• Material supplied
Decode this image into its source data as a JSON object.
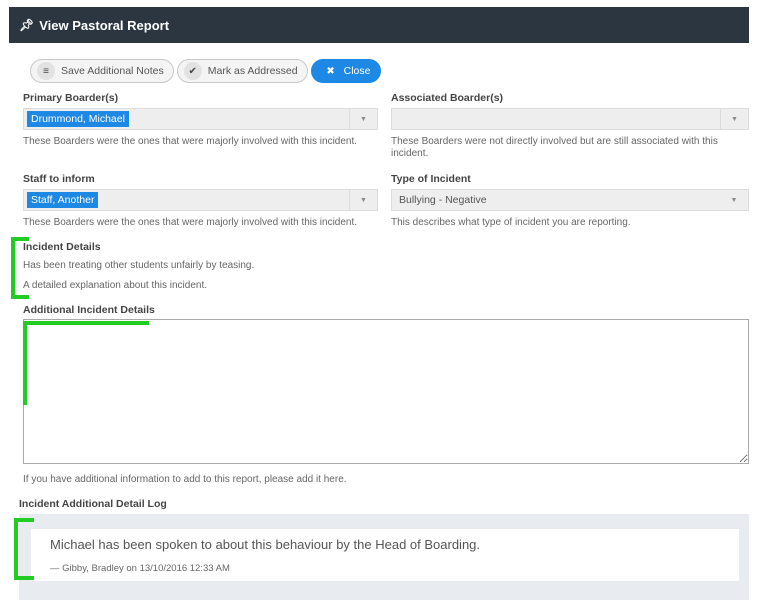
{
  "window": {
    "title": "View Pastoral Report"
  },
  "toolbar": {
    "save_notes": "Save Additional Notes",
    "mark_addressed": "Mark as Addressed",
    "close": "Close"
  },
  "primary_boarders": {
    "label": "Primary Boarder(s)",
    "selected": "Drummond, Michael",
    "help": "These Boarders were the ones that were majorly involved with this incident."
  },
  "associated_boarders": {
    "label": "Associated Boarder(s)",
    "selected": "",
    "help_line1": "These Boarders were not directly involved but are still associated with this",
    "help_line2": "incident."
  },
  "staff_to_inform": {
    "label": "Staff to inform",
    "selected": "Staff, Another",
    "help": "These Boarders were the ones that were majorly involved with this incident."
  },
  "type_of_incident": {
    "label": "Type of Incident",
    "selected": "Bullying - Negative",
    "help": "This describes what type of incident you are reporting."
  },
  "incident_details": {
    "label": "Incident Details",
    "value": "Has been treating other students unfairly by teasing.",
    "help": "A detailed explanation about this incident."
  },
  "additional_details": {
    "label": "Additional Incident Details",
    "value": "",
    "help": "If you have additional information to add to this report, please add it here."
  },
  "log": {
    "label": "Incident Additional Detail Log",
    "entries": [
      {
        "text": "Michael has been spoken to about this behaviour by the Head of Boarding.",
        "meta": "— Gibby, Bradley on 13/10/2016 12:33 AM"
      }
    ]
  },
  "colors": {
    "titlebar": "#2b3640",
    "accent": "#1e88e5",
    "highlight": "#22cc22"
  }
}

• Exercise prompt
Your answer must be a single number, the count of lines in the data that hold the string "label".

• Written response
7